Why Employees Should Be Part Of Any Green Solution
April 2, 2010, 3:00 AM
Filed under: Uncategorized

A report published by the National Environmental Education Foundation (NEEF) last week highlights the business benefits of environmental and sustainability education for employees. According to the study, these business benefits include improving operational efficiency, strengthening customer and community relations, innovation, supply chain management, and attracting and retraining employees.

I would agree with the assessment of these business benefits, and emphasize that the value of sustainability education and engagement of employees is as a means to an end, not as an end in itself. Engagement in environmental programs increases awareness of and sensitivity to key sustainability issues.

Often, employees take that heightened sensitivity back into the workplace and apply it in their day jobs, as well as at home and in their communities. For example, the McDonald’s project cited in the study shows how restaurants and their employees worked with customers to reduce 3 million pounds of CO2; BT and Hewlett-Packard have created programs to support employees who want to install solar installation in their homes.

While the report highlights several very tangible business benefits of employee engagement in sustainability initiatives it neglects one key intangible benefit: trust. Authenticity is the key here.

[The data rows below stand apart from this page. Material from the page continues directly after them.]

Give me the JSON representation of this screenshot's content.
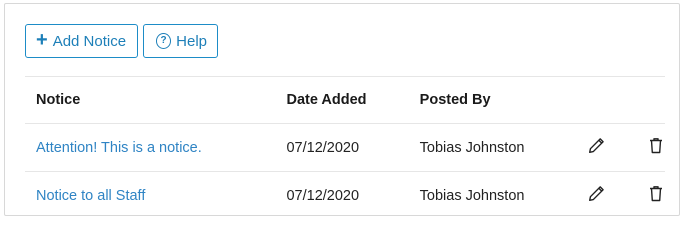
{
  "toolbar": {
    "add_label": "Add Notice",
    "help_label": "Help"
  },
  "icons": {
    "add": "plus-icon",
    "help": "question-circle-icon",
    "edit": "pencil-icon",
    "delete": "trash-icon"
  },
  "accent_color": "#1d8cc7",
  "table": {
    "headers": {
      "notice": "Notice",
      "date_added": "Date Added",
      "posted_by": "Posted By"
    },
    "rows": [
      {
        "notice": "Attention! This is a notice.",
        "date_added": "07/12/2020",
        "posted_by": "Tobias Johnston"
      },
      {
        "notice": "Notice to all Staff",
        "date_added": "07/12/2020",
        "posted_by": "Tobias Johnston"
      }
    ]
  }
}
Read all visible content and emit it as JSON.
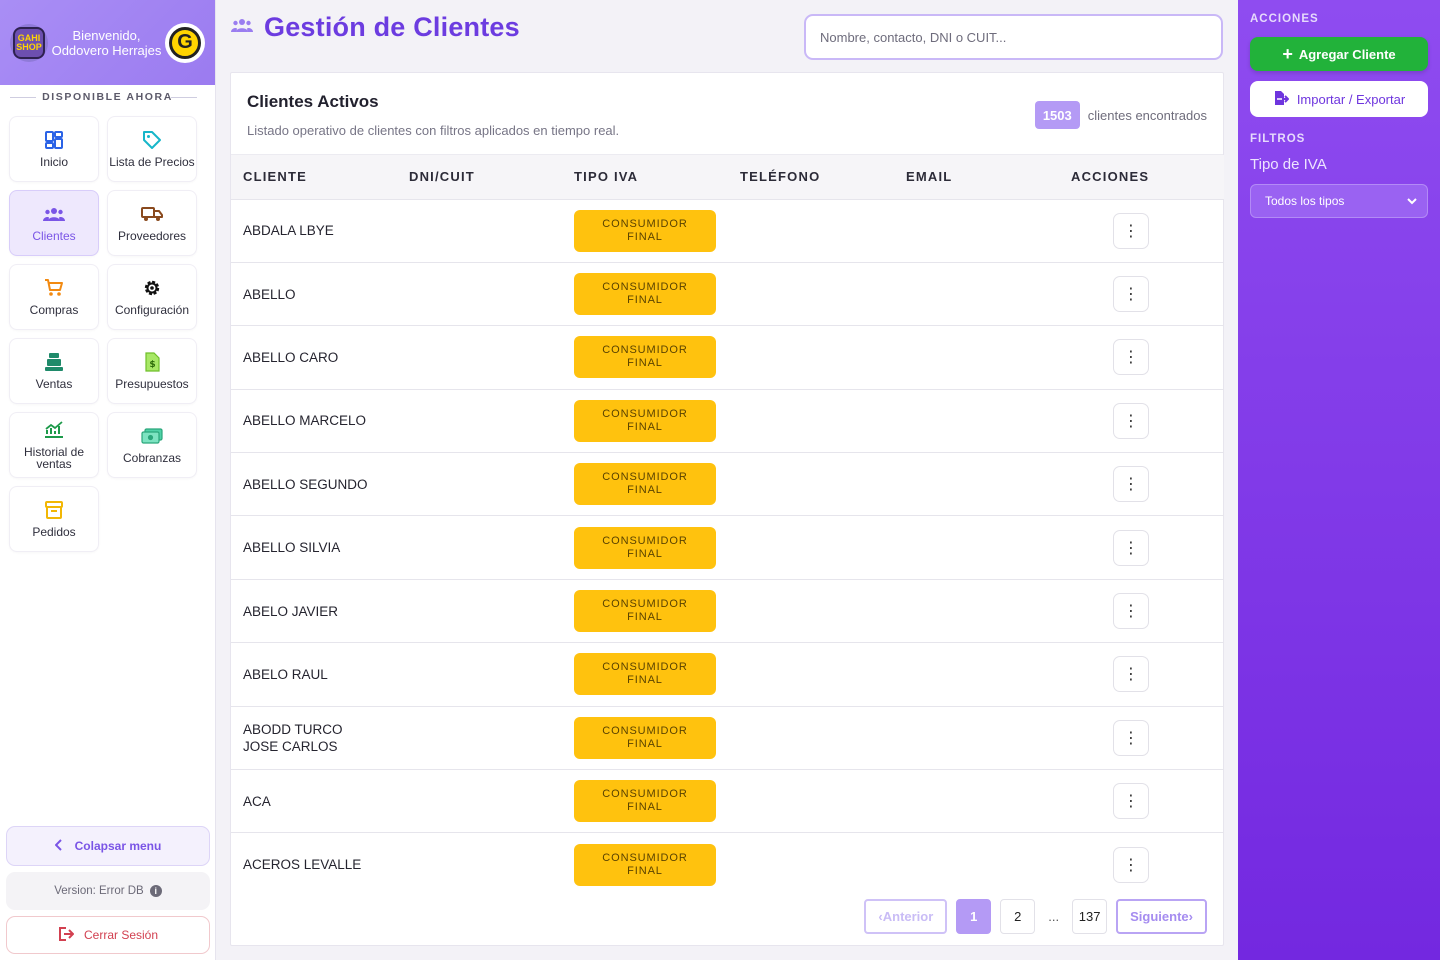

I maintain that trust is driven by authenticity and distrust by lack of authenticity.

We judge whether a person is authentic by the consistency with which they apply their values. The public judges companies in the same way. If we declare a corporate responsibility value through our environmental investments we are expected to apply that value consistently. Therefore it is important that environmental values are applied consistently throughout the company and incorporated into the work of all employees — not just Corporate Social Responsibility professionals.

By Kevin Moss
Published March 04, 2010